As I mentioned, there are 2, 4, and 6 person rooms.  They are not fancy.  This is not a resort.  The rooms do not have A/C, a fridge, a coffee maker, or safe.  They do provide a fan, towels, (not washcloths), toilet paper and hand soap.  The shower uses the water from the mountain that is naturally heated.  As a result there is no temperature control, no “hot” shower.  Just a warm shower.   There’s a pool with a slide at the hotels in the upper part of the park.

People, mostly locals, also camp at Tolantongo.  If you want to camp you can bring your own tent, tables and chairs, or you can rent them at the park. There are showers, bathrooms, and changing rooms throughout the park. You can put your tent anywhere you want.  Set up down by the river, on the concrete, in the woods, really anywhere. The bathrooms do not have toilet paper so bring your own. I always put TP and hand sanitizer in the bag I carry around all day.

The zip line was a fun activity at the park.  It’s located in the upper part of the park.  It had 4 stops.  It was so much fun soaring over the tree tops, potacitas, and river.  Absolutely beautiful views that you can’t get anywhere else.  It’s one of the smaller zip lines I’ve been on, not scary at all. For me it was more relaxing than “high adventure”.

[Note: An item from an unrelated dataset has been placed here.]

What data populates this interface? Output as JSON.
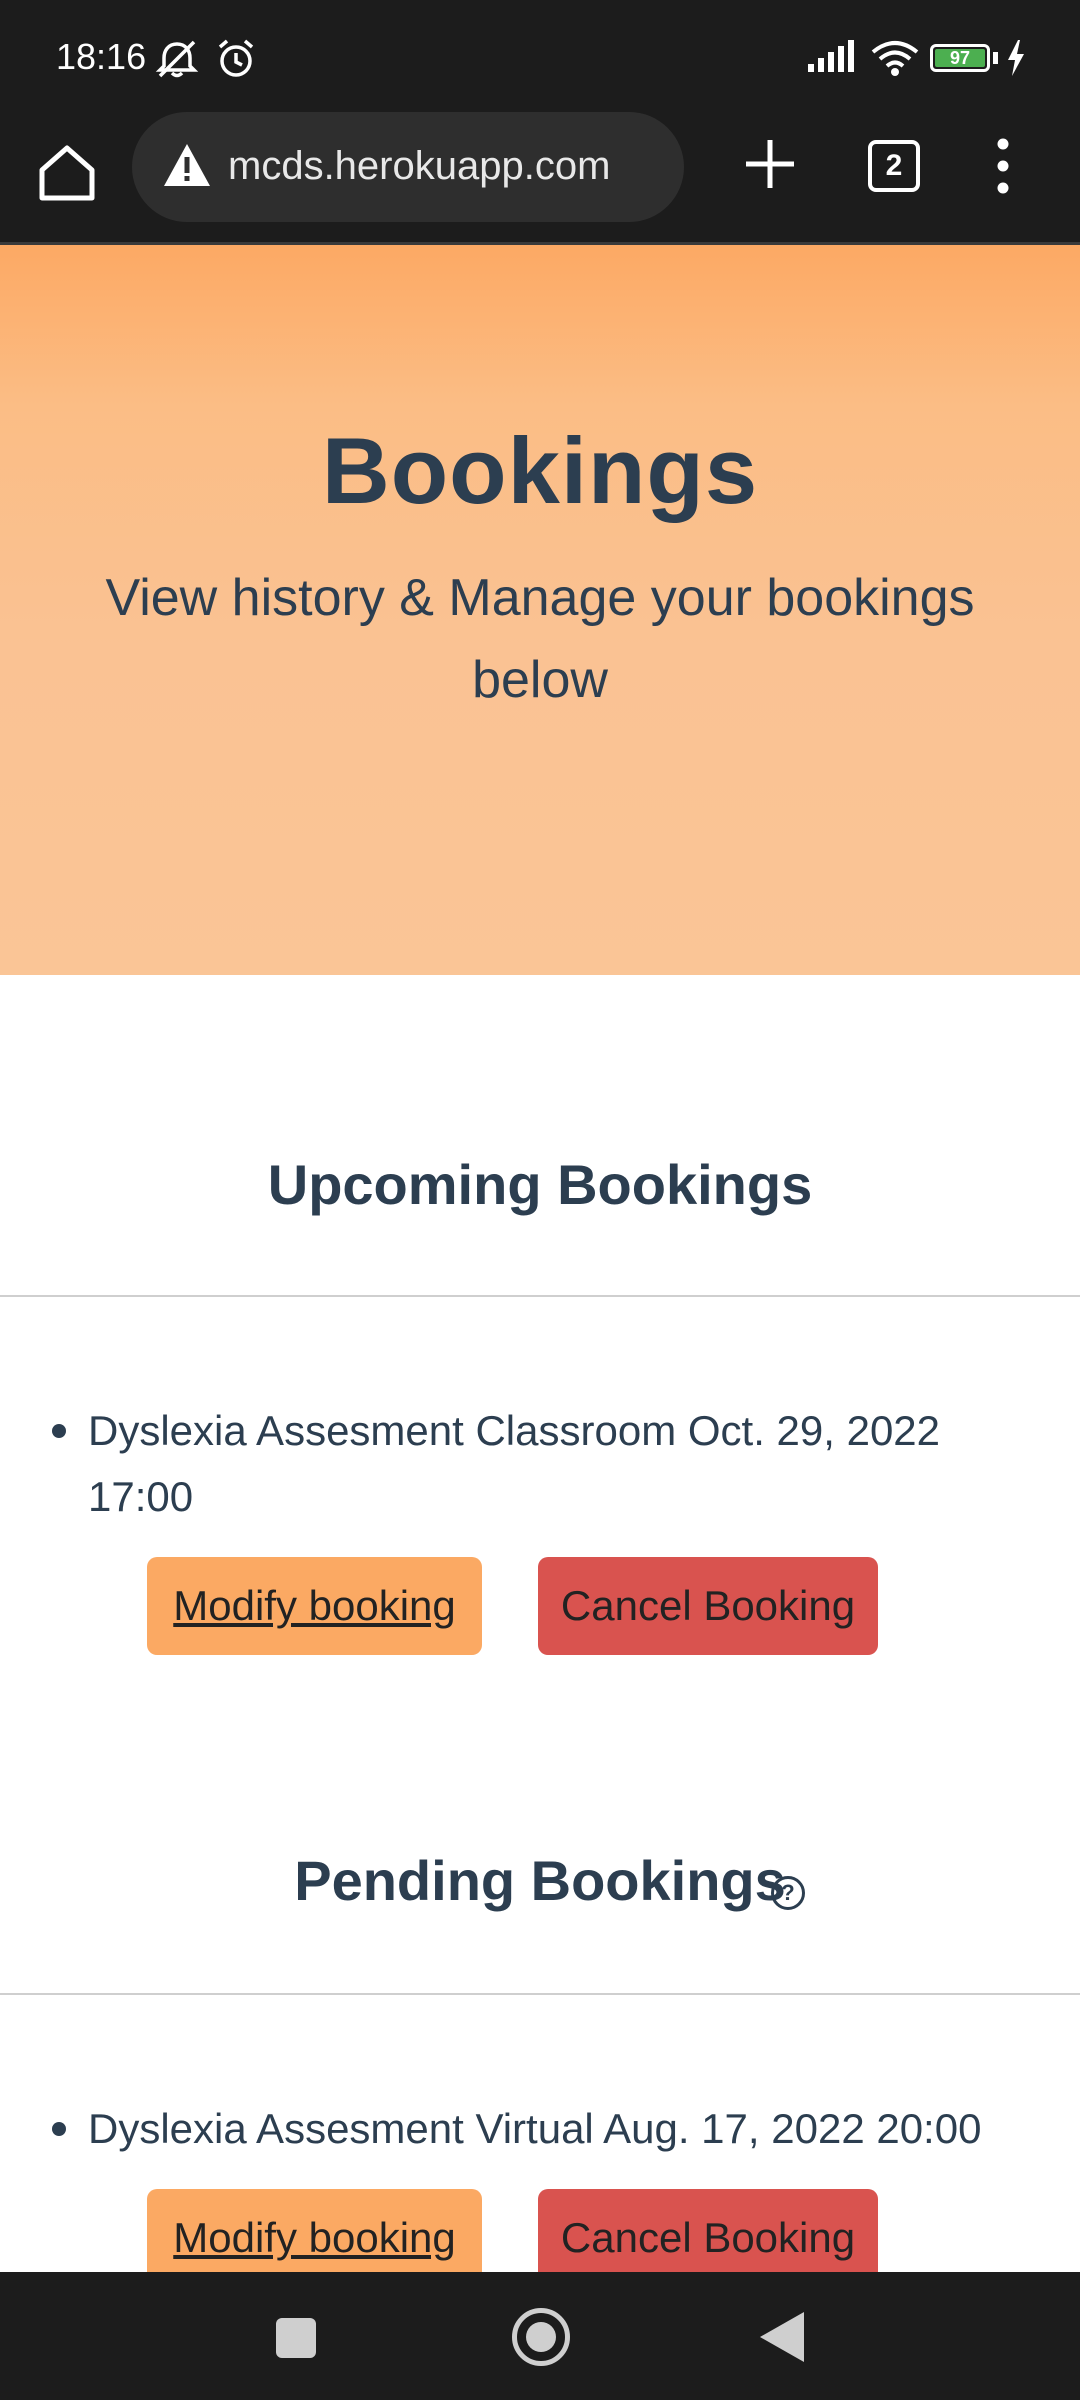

Do not go to Tolantongo on the weekends.  Because it’s mostly locals that visit the park, it’s packed on the weekends.  People are camping everywhere, families are crammed into the potacitas, and packed into the cave. It’s loud and not very relaxing.  Come Monday – Thursday and you will have a much more pleasant experience.  I’ve been to Tolantongo in October,  January and May.  It was warm during all my visits, although in January it was a lot cooler. It was a little chilly for husband when he got out of the pools in the evening.  I preferred October.

This place is unique and a must see if you are wanting to see the “real” Mexico.  I’ve never been any place like it.